(Provided information)

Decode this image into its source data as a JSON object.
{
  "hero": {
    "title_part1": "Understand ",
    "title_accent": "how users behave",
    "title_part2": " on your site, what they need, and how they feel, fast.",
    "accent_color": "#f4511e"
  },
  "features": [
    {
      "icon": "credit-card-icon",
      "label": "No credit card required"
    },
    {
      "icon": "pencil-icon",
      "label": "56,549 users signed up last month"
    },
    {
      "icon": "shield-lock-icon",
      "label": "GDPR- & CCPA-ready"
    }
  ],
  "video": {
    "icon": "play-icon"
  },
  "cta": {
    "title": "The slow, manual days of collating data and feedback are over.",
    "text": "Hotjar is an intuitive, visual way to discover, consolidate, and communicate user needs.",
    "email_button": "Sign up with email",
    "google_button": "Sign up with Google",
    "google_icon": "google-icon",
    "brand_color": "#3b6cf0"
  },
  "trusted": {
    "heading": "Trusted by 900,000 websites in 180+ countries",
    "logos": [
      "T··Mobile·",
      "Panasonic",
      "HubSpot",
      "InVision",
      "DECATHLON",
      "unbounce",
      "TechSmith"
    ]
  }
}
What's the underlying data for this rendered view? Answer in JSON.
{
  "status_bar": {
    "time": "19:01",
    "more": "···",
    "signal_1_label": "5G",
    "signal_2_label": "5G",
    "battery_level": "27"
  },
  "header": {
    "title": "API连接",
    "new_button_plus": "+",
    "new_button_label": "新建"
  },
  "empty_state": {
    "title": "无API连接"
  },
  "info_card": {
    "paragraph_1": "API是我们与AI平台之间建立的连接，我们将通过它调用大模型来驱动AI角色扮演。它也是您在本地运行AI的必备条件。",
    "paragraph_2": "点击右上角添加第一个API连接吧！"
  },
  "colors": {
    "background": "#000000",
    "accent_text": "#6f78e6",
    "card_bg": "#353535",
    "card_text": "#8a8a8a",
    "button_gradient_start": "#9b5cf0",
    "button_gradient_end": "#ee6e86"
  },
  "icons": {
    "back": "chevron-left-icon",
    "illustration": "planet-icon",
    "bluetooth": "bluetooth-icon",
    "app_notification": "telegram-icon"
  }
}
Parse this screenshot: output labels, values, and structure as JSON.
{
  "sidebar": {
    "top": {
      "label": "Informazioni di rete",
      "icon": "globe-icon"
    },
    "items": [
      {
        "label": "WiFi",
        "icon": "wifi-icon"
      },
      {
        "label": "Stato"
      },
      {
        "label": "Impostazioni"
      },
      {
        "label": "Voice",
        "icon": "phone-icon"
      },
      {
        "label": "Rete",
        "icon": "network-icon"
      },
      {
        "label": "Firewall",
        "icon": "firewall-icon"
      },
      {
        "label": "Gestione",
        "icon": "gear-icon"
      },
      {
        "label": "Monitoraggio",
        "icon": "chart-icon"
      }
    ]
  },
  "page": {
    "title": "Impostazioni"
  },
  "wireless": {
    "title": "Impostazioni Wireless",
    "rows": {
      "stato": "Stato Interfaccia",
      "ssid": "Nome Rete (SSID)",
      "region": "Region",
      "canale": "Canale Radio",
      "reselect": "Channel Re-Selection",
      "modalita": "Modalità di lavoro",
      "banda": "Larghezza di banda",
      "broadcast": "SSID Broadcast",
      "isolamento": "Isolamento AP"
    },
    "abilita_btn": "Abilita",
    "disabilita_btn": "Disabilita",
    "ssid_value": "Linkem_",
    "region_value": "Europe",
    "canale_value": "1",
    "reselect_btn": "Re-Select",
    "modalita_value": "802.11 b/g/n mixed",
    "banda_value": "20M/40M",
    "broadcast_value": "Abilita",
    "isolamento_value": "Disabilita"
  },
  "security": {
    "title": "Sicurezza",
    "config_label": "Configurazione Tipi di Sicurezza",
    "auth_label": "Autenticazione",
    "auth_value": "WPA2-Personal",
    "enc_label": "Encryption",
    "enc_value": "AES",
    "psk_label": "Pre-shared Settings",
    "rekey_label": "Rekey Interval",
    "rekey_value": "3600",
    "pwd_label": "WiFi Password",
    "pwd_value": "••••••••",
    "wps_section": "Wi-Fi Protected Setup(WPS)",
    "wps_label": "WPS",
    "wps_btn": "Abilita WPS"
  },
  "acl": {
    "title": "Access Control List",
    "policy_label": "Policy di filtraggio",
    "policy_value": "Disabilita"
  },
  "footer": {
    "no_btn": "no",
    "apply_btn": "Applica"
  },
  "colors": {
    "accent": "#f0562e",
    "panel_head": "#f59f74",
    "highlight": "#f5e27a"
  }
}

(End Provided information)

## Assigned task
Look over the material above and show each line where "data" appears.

## Answer to this problem
Decode this image into its source data as a JSON object.
    "title": "The slow, manual days of collating data and feedback are over.",
What's the underlying data for this rendered view? Answer in JSON.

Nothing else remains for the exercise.